JACKSONVILLE, Fla. - One of Mitt Romney's spokesmen, in Ohio to attend Vice President's Joe Biden's speech today in nearby Youngstown, Ohio, got some unexpected one-on-one time with the veep tonight when he was seated next to him at dinner, where he apparently proceeded to drill him on his position on coal production.
Romney spokesman Ryan Williams told ABC News that he went to find a restaurant in Steubenville, Ohio, after the Biden event and came across Maples Spaghetti House. He and his dinner partner, Romney's Ohio State Director Chris Maloney, walked into the restaurant, where they got swept by Secret Service, which Williams said tipped him off to Biden's impending arrival.
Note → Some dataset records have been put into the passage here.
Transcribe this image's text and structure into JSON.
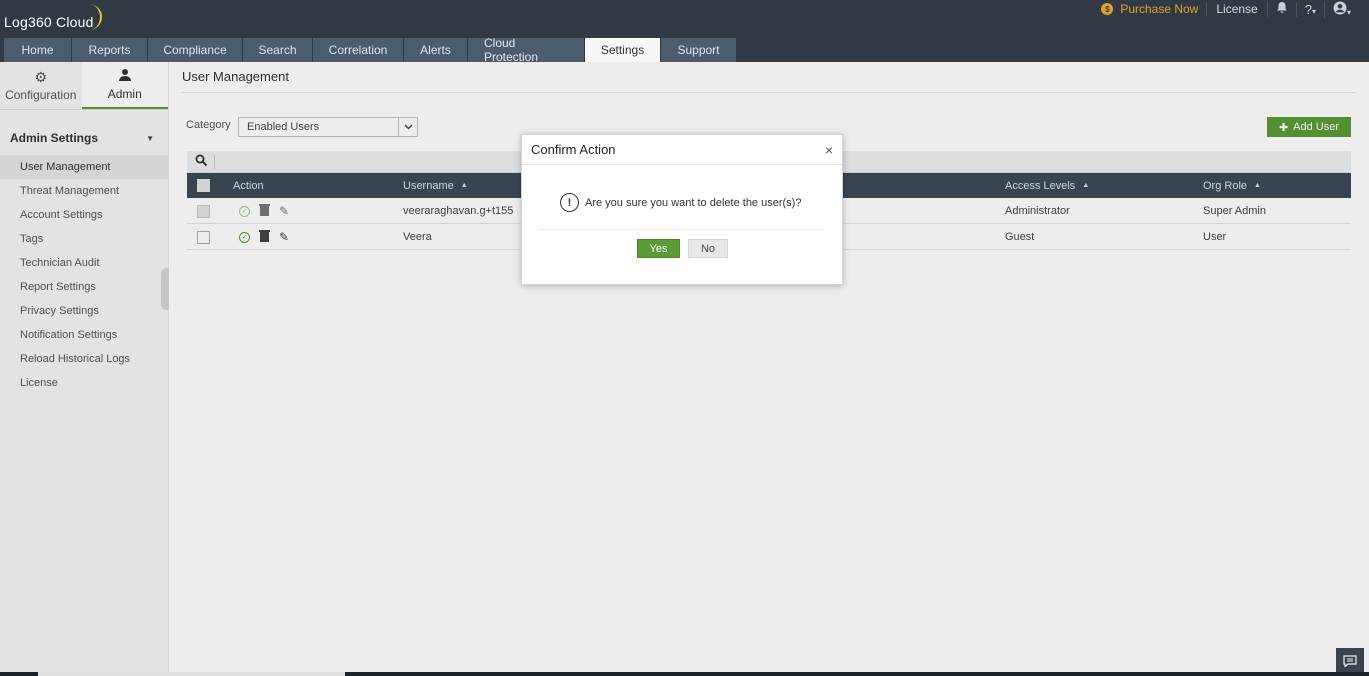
{
  "header": {
    "brand": "Log360 Cloud",
    "purchase_label": "Purchase Now",
    "license_label": "License",
    "tabs": [
      "Home",
      "Reports",
      "Compliance",
      "Search",
      "Correlation",
      "Alerts",
      "Cloud Protection",
      "Settings",
      "Support"
    ],
    "active_tab": "Settings"
  },
  "sidebar": {
    "tabs": [
      {
        "label": "Configuration",
        "icon": "gear-icon"
      },
      {
        "label": "Admin",
        "icon": "user-icon"
      }
    ],
    "heading": "Admin Settings",
    "items": [
      {
        "label": "User Management"
      },
      {
        "label": "Threat Management"
      },
      {
        "label": "Account Settings"
      },
      {
        "label": "Tags"
      },
      {
        "label": "Technician Audit"
      },
      {
        "label": "Report Settings"
      },
      {
        "label": "Privacy Settings"
      },
      {
        "label": "Notification Settings"
      },
      {
        "label": "Reload Historical Logs"
      },
      {
        "label": "License"
      }
    ]
  },
  "main": {
    "title": "User Management",
    "category_label": "Category",
    "category_value": "Enabled Users",
    "add_user_label": "Add User",
    "columns": [
      "Action",
      "Username",
      "Access Levels",
      "Org Role"
    ],
    "rows": [
      {
        "username": "veeraraghavan.g+t155",
        "access": "Administrator",
        "org_role": "Super Admin"
      },
      {
        "username": "Veera",
        "access": "Guest",
        "org_role": "User"
      }
    ]
  },
  "modal": {
    "title": "Confirm Action",
    "close": "×",
    "message": "Are you sure you want to delete the user(s)?",
    "yes": "Yes",
    "no": "No"
  },
  "colors": {
    "header_bg": "#2f3a45",
    "tab_bg": "#4c5c6a",
    "accent_green": "#5b9a36",
    "purchase_orange": "#e0a32a",
    "table_header_bg": "#3d4a57"
  }
}
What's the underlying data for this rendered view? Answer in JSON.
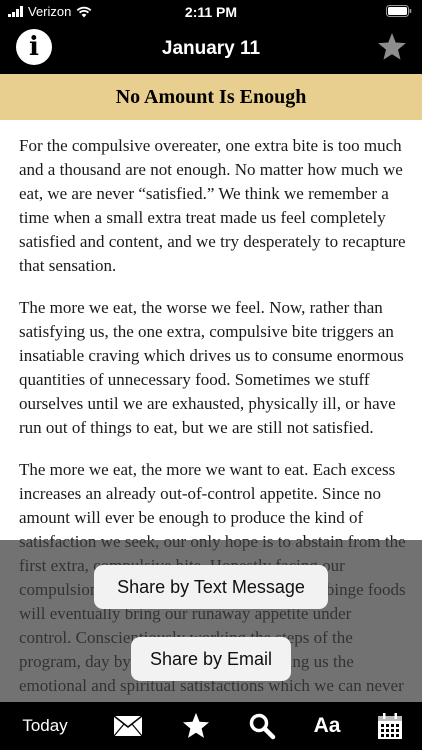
{
  "status": {
    "carrier": "Verizon",
    "time": "2:11 PM"
  },
  "header": {
    "date": "January 11",
    "info_glyph": "i",
    "info_icon": "info-icon",
    "fav_icon": "star-icon"
  },
  "reading": {
    "title": "No Amount Is Enough",
    "paragraphs": [
      "For the compulsive overeater, one extra bite is too much and a thousand are not enough. No matter how much we eat, we are never “satisfied.” We think we remember a time when a small extra treat made us feel completely satisfied and content, and we try desperately to recapture that sensation.",
      "The more we eat, the worse we feel. Now, rather than satisfying us, the one extra, compulsive bite triggers an insatiable craving which drives us to consume enormous quantities of unnecessary food. Sometimes we stuff ourselves until we are exhausted, physically ill, or have run out of things to eat, but we are still not satisfied.",
      "The more we eat, the more we want to eat. Each excess increases an already out-of-control appetite. Since no amount will ever be enough to produce the kind of satisfaction we seek, our only hope is to abstain from the first extra, compulsive bite. Honestly facing our compulsion and eliminating all excesses and binge foods will eventually bring our runaway appetite under control. Conscientiously working the steps of the program, day by day will day by day bring us the emotional and spiritual satisfactions which we can never acquire from food."
    ]
  },
  "share_menu": {
    "text_message": "Share by Text Message",
    "email": "Share by Email"
  },
  "tabbar": {
    "today": "Today",
    "font": "Aa"
  },
  "colors": {
    "banner": "#e9cf8f",
    "bar": "#000000",
    "favorite_star": "#8e8e8e"
  }
}
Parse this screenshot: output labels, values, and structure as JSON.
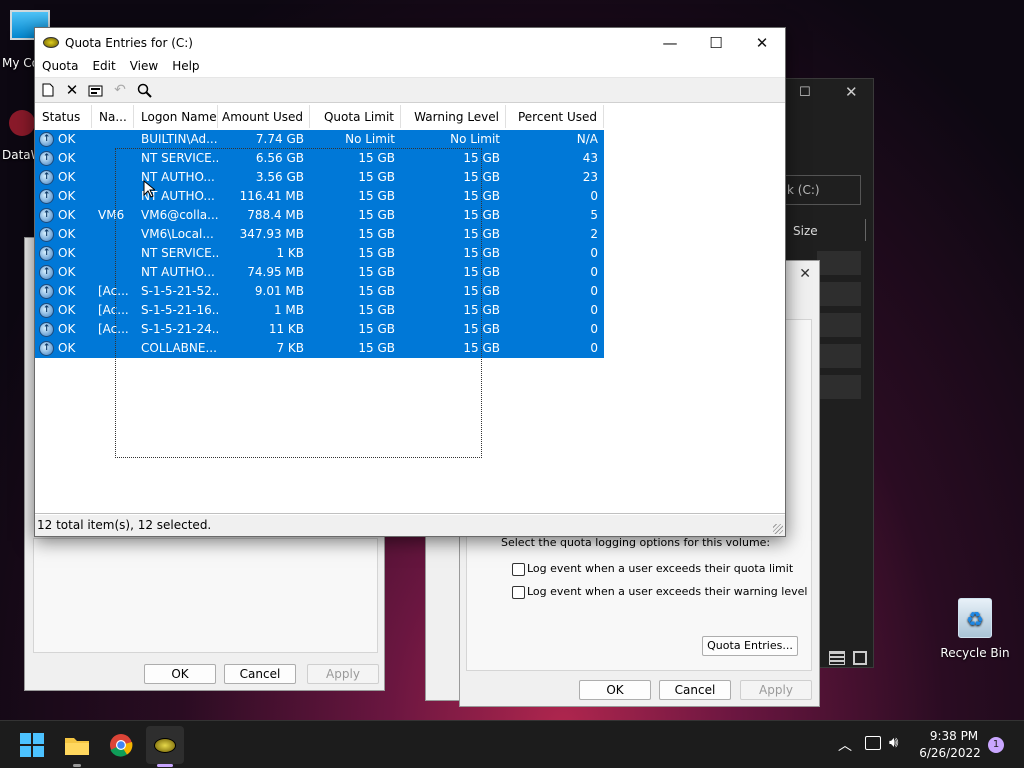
{
  "desktop": {
    "icons": [
      {
        "label": "My Co"
      },
      {
        "label": "DataW"
      },
      {
        "label": "Recycle Bin"
      }
    ]
  },
  "window": {
    "title": "Quota Entries for  (C:)",
    "controls": {
      "minimize": "—",
      "maximize": "☐",
      "close": "✕"
    },
    "menu": [
      "Quota",
      "Edit",
      "View",
      "Help"
    ],
    "toolbar_icons": [
      "new-entry-icon",
      "delete-icon",
      "properties-icon",
      "undo-icon",
      "find-icon"
    ],
    "columns": [
      "Status",
      "Na...",
      "Logon Name",
      "Amount Used",
      "Quota Limit",
      "Warning Level",
      "Percent Used"
    ],
    "rows": [
      {
        "status": "OK",
        "name": "",
        "logon": "BUILTIN\\Ad...",
        "used": "7.74 GB",
        "limit": "No Limit",
        "warning": "No Limit",
        "percent": "N/A"
      },
      {
        "status": "OK",
        "name": "",
        "logon": "NT SERVICE...",
        "used": "6.56 GB",
        "limit": "15 GB",
        "warning": "15 GB",
        "percent": "43"
      },
      {
        "status": "OK",
        "name": "",
        "logon": "NT AUTHO...",
        "used": "3.56 GB",
        "limit": "15 GB",
        "warning": "15 GB",
        "percent": "23"
      },
      {
        "status": "OK",
        "name": "",
        "logon": "NT AUTHO...",
        "used": "116.41 MB",
        "limit": "15 GB",
        "warning": "15 GB",
        "percent": "0"
      },
      {
        "status": "OK",
        "name": "VM6",
        "logon": "VM6@colla...",
        "used": "788.4 MB",
        "limit": "15 GB",
        "warning": "15 GB",
        "percent": "5"
      },
      {
        "status": "OK",
        "name": "",
        "logon": "VM6\\Local...",
        "used": "347.93 MB",
        "limit": "15 GB",
        "warning": "15 GB",
        "percent": "2"
      },
      {
        "status": "OK",
        "name": "",
        "logon": "NT SERVICE...",
        "used": "1 KB",
        "limit": "15 GB",
        "warning": "15 GB",
        "percent": "0"
      },
      {
        "status": "OK",
        "name": "",
        "logon": "NT AUTHO...",
        "used": "74.95 MB",
        "limit": "15 GB",
        "warning": "15 GB",
        "percent": "0"
      },
      {
        "status": "OK",
        "name": "[Ac...",
        "logon": "S-1-5-21-52...",
        "used": "9.01 MB",
        "limit": "15 GB",
        "warning": "15 GB",
        "percent": "0"
      },
      {
        "status": "OK",
        "name": "[Ac...",
        "logon": "S-1-5-21-16...",
        "used": "1 MB",
        "limit": "15 GB",
        "warning": "15 GB",
        "percent": "0"
      },
      {
        "status": "OK",
        "name": "[Ac...",
        "logon": "S-1-5-21-24...",
        "used": "11 KB",
        "limit": "15 GB",
        "warning": "15 GB",
        "percent": "0"
      },
      {
        "status": "OK",
        "name": "",
        "logon": "COLLABNE...",
        "used": "7 KB",
        "limit": "15 GB",
        "warning": "15 GB",
        "percent": "0"
      }
    ],
    "status": "12 total item(s), 12 selected."
  },
  "background_explorer": {
    "path_fragment": "k (C:)",
    "column": "Size"
  },
  "dialog_left": {
    "ok": "OK",
    "cancel": "Cancel",
    "apply": "Apply"
  },
  "dialog_right": {
    "logging_prompt": "Select the quota logging options for this volume:",
    "log_quota": "Log event when a user exceeds their quota limit",
    "log_warning": "Log event when a user exceeds their warning level",
    "quota_entries_button": "Quota Entries...",
    "ok": "OK",
    "cancel": "Cancel",
    "apply": "Apply"
  },
  "taskbar": {
    "time": "9:38 PM",
    "date": "6/26/2022",
    "notification_count": "1"
  },
  "colors": {
    "selection": "#0078d7",
    "taskbar": "#1c1c1c"
  }
}
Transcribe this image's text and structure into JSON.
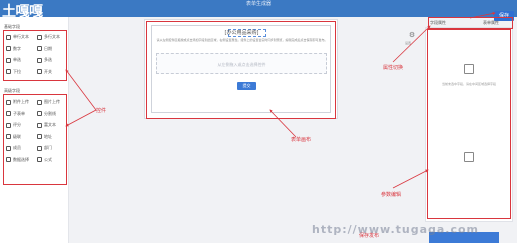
{
  "header": {
    "logo": "土嘎嘎",
    "app_title": "表单生成器",
    "save_label": "保存"
  },
  "sidebar": {
    "section1_title": "基础字段",
    "section2_title": "高级字段",
    "basic_widgets": [
      "单行文本",
      "多行文本",
      "数字",
      "日期",
      "单选",
      "多选",
      "下拉",
      "开关"
    ],
    "advanced_widgets": [
      "附件上传",
      "图片上传",
      "子表单",
      "分割线",
      "评分",
      "富文本",
      "级联",
      "地址",
      "成员",
      "部门",
      "数据选择",
      "公式"
    ]
  },
  "canvas": {
    "form_title": "[办公用品采购]",
    "form_desc": "请从左侧控件区拖拽或点击添加字段到此区域，右侧设置属性。组件上的设置会实时同步到预览，编辑完成后点击保存即可发布。",
    "placeholder": "从左侧拖入或点击选择控件",
    "submit_label": "提交"
  },
  "props": {
    "tab1": "字段属性",
    "tab2": "表单属性",
    "side_label": "设置",
    "empty_hint": "当前未选中字段，请在中间区域选择字段"
  },
  "annotations": {
    "widgets": "控件",
    "canvas": "表单画布",
    "props_tabs": "属性切换",
    "props_panel": "参数编辑"
  },
  "footer": {
    "watermark": "http://www.tugaga.com",
    "label": "保存发布"
  },
  "colors": {
    "brand": "#3b79c3",
    "annotation": "#d9363e",
    "button": "#3c7ad6"
  }
}
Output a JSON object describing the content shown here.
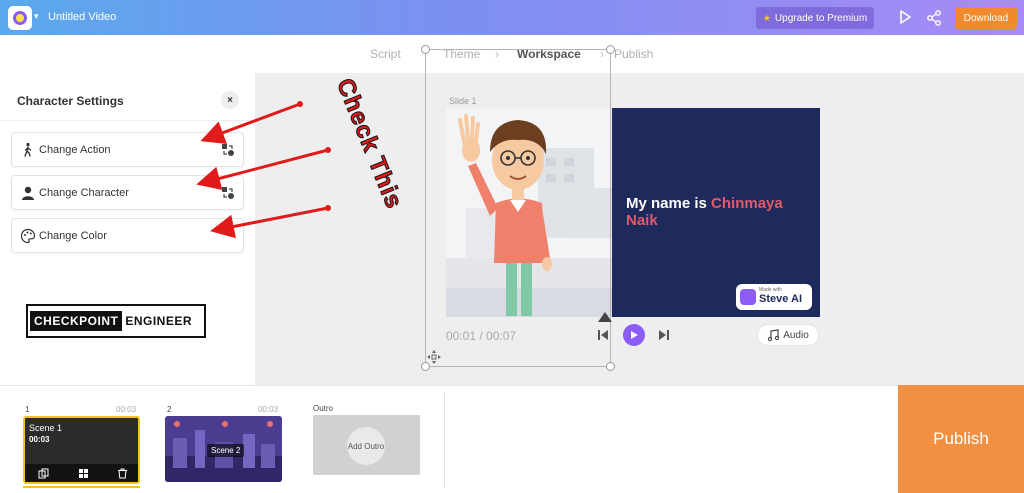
{
  "app": {
    "title": "Untitled Video",
    "logo_icon": "app-logo-icon",
    "upgrade_label": "Upgrade to Premium",
    "download_label": "Download",
    "brand_colors": {
      "accent": "#8b5cf6",
      "download": "#f08a2c",
      "publish": "#ef9043",
      "selected_scene": "#f0c419"
    }
  },
  "steps": [
    {
      "label": "Script",
      "state": "done"
    },
    {
      "label": "Theme",
      "state": "done"
    },
    {
      "label": "Workspace",
      "state": "active"
    },
    {
      "label": "Publish",
      "state": "todo"
    }
  ],
  "panel": {
    "title": "Character Settings",
    "close_label": "×",
    "items": [
      {
        "label": "Change Action",
        "icon": "walk-icon"
      },
      {
        "label": "Change Character",
        "icon": "person-icon"
      },
      {
        "label": "Change Color",
        "icon": "palette-icon"
      }
    ],
    "watermark": {
      "part1": "CHECKPOINT",
      "part2": "ENGINEER"
    }
  },
  "canvas": {
    "slide_label": "Slide 1",
    "slide_text_plain": "My name is ",
    "slide_text_highlight": "Chinmaya Naik",
    "badge_small": "Made with",
    "badge_name": "Steve AI",
    "time": "00:01 / 00:07",
    "audio_label": "Audio"
  },
  "timeline": {
    "scenes": [
      {
        "num": "1",
        "duration": "00:03",
        "title": "Scene 1",
        "inner_duration": "00:03",
        "selected": true
      },
      {
        "num": "2",
        "duration": "00:03",
        "title": "Scene 2",
        "selected": false
      }
    ],
    "outro_label": "Outro",
    "add_outro_label": "Add Outro"
  },
  "publish_label": "Publish",
  "annotation": {
    "text": "Check This"
  }
}
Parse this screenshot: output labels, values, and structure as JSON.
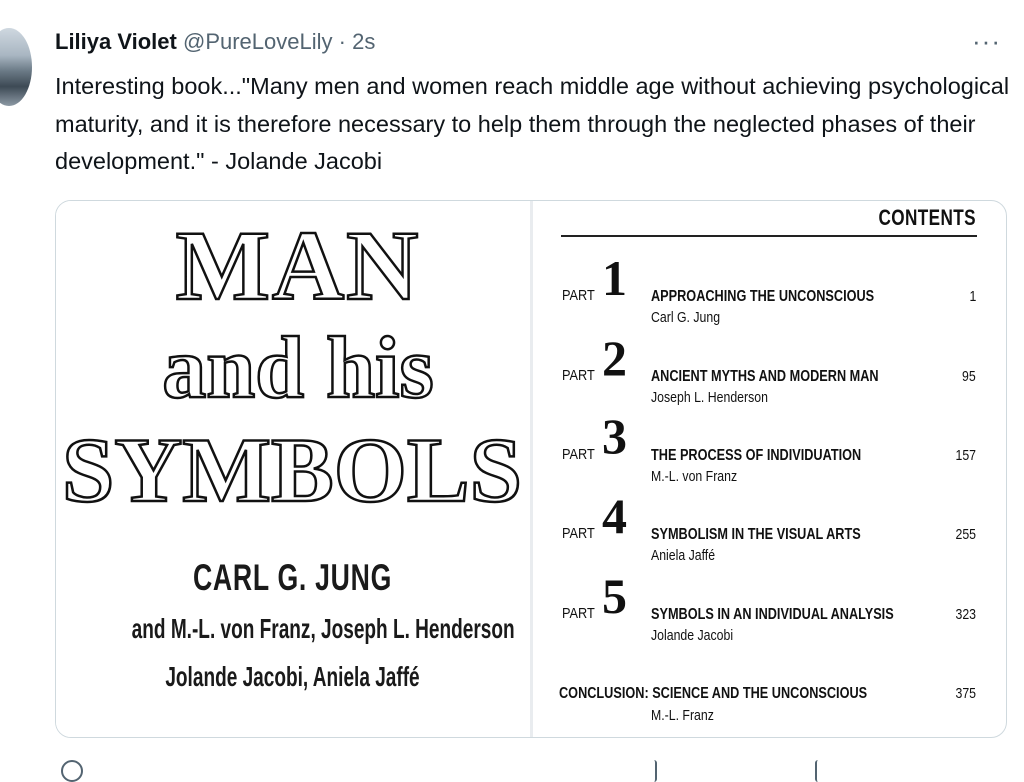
{
  "tweet": {
    "author_name": "Liliya Violet",
    "handle": "@PureLoveLily",
    "separator": "·",
    "time": "2s",
    "more_icon": "···",
    "text": "Interesting book...\"Many men and women reach middle age without achieving psychological maturity, and it is therefore necessary to help them through the neglected phases of their development.\" - Jolande Jacobi"
  },
  "book_cover": {
    "title_line1": "MAN",
    "title_line2": "and his",
    "title_line3": "SYMBOLS",
    "author_main": "CARL G. JUNG",
    "authors_line2": "and M.-L. von Franz, Joseph L. Henderson",
    "authors_line3": "Jolande Jacobi, Aniela Jaffé"
  },
  "contents": {
    "heading": "CONTENTS",
    "part_word": "PART",
    "parts": [
      {
        "num": "1",
        "title": "APPROACHING THE UNCONSCIOUS",
        "author": "Carl G. Jung",
        "page": "1"
      },
      {
        "num": "2",
        "title": "ANCIENT MYTHS AND MODERN MAN",
        "author": "Joseph L. Henderson",
        "page": "95"
      },
      {
        "num": "3",
        "title": "THE PROCESS OF INDIVIDUATION",
        "author": "M.-L. von Franz",
        "page": "157"
      },
      {
        "num": "4",
        "title": "SYMBOLISM IN THE VISUAL ARTS",
        "author": "Aniela Jaffé",
        "page": "255"
      },
      {
        "num": "5",
        "title": "SYMBOLS IN AN INDIVIDUAL ANALYSIS",
        "author": "Jolande Jacobi",
        "page": "323"
      }
    ],
    "conclusion": {
      "title": "CONCLUSION: SCIENCE AND THE UNCONSCIOUS",
      "author": "M.-L. Franz",
      "page": "375"
    }
  },
  "actions": {
    "icons": [
      "reply-icon",
      "retweet-icon",
      "like-icon",
      "share-icon"
    ]
  }
}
Williams said he was seated at the "first available table" in the dining room when, moments later, Biden came down and sat at the table right next to him. Williams promptly tweeted a photo.
After a brief photo op with the traveling press, Williams said a staffer leaned over to Biden and whispered something, prompting the vice president to summon the Romney spokesman over to his table.
"Oh, there's Ryan," Williams recalled Biden saying. "He pointed me out and called me over, and we exchanged pleasantries."
According to Williams, while there was no mention of Romney, Biden did ask if he'd like to join his table so he'd have a better chance of eavesdropping.
Williams said he asked the vice president why he was in coal country, challenging him on his support of the coal industry. According to Williams, Biden refused to answer when he asked the vice president why he believes coal is more dangerous than terrorism.
"He disagreed with that and didn't want to answer my questions," said Williams, who added that Biden was "very cordial" and "seems like a nice man."
After the exchange, Williams said he returned to his table and Biden was relocated to another area of the dining room.
Amy Dudley, Biden's press secretary, also tweeted a photo of the run-in with the message, "So nice of @RyanGOP to join us for dinner at Naples Spaghetti House in Steubenville http://pic.twitter.com/6UxchYIX."
Ben LaBolt, a press secretary for the Obama reelection campaign, seemed less amused in his tweet, writing to Williams, "Staffer apparently doesn't believe the press is capable of asking questions, shouts his own at the candidate. #classy."
Ohio Gov. Ted Strickland, who was dining with Biden, told the Columbus Dispatch that Biden didn't seem put off by Williams' questions.
"The vice president did not seem to be the least bothered by it," Strickland told the paper."I wasn't bothered by it, I didn't perceive it being out of line in any way or inappropriate in any way. I think politics can be fun and enjoyable. They can be a little spicy at times."